Menopause, defined as 12 months past the final menstrual cycle, is an experience all women who live to their 50s will experience. The average age of menopause in the U.S. is 51 years. Hot flashes and night sweats, known as vasomotor symptoms (VMS), are some of the most reported symptoms. Other symptoms include joint pain, sleep disturbances, cognitive fog, mood changes, and sexual dysfunction. Menopausal hormone therapy (HT) is the most
effective treatment for VMS.
A 2022 position statement from the North American Menopause Society supports consideration of HT for treatment of symptomatic women less than age 60 or within 10 years from the final menstrual cycle without contraindications such as breast cancer, heart disease, or liver disease. Women with contraindications may seek nonhormonal options to treat quality of life impacting symptoms.
Identifying ways to meaningfully disseminate evidence-based menopause care management recommendations to medical trainees and practicing clinicians is critical to closing the gap in menopause care. The American Medical Women’s Association has developed the program “Check in on Menopause” to educate physicians and encourage conversations about menopause.
This telehealth model of care addressing the needs of perimenopausal and postmenopausal patients is one tool that could help close this gap.
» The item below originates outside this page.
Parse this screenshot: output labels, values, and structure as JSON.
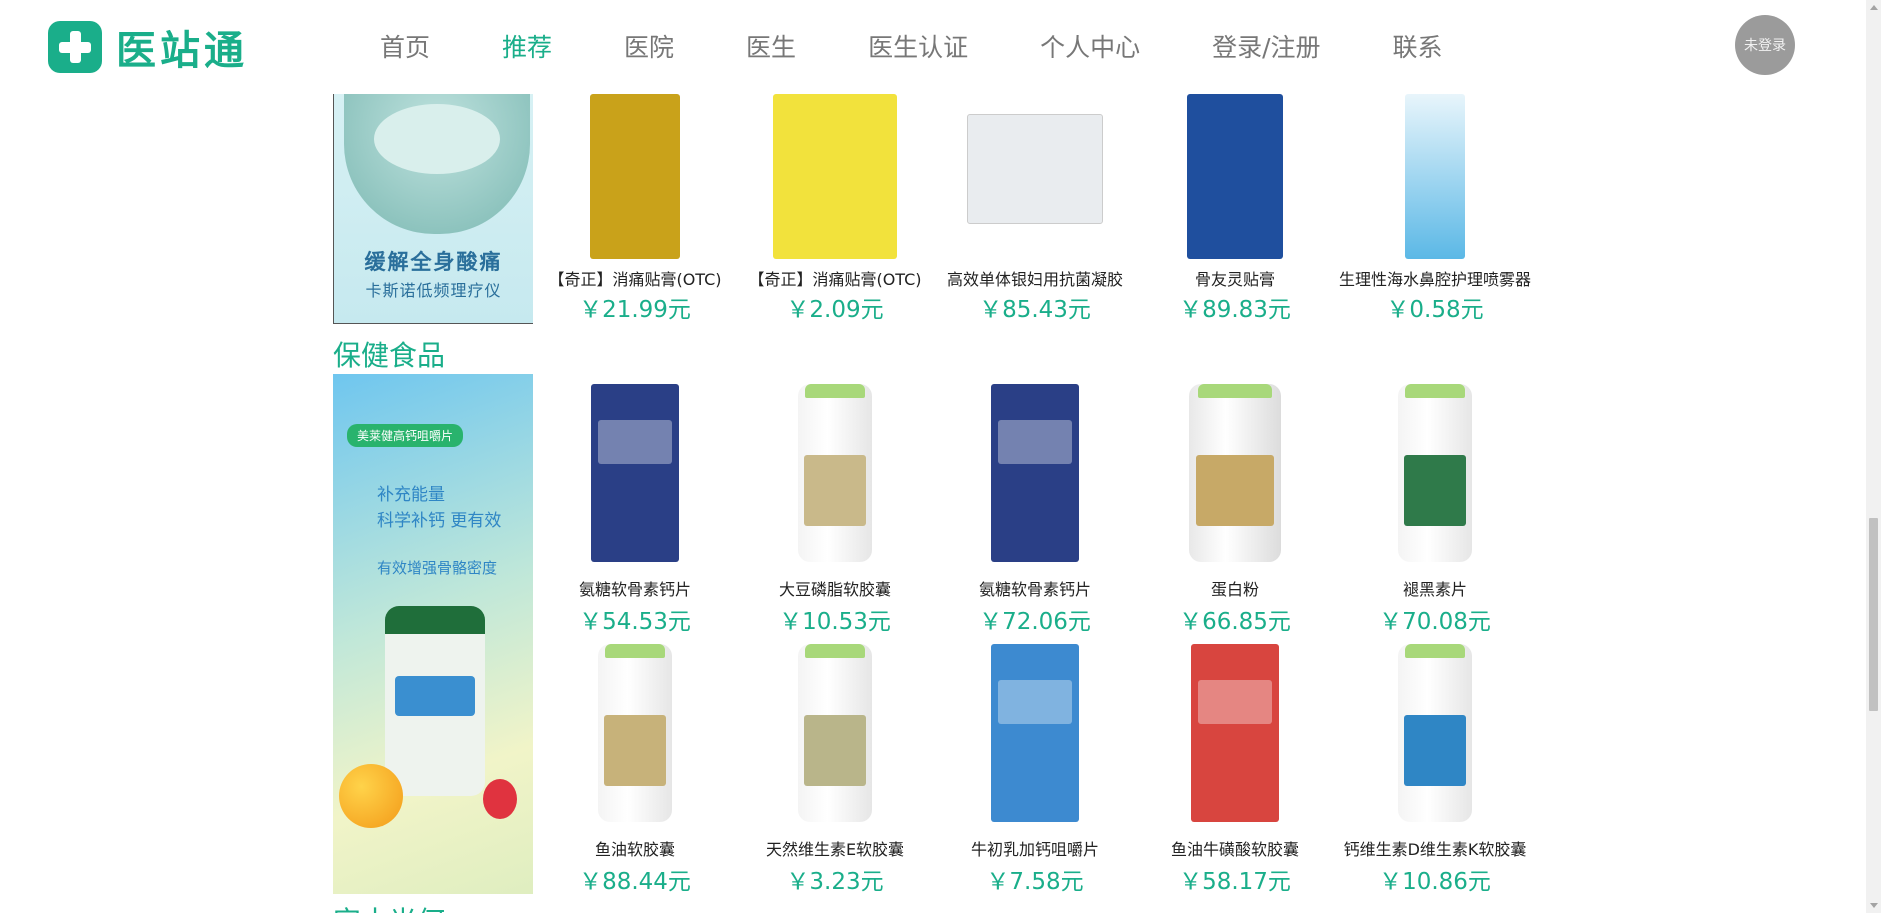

As the number of symptomatic menopausal women increases, we will need to ensure that adequate numbers of trained clinicians are prepared to provide menopause care to women in midlife.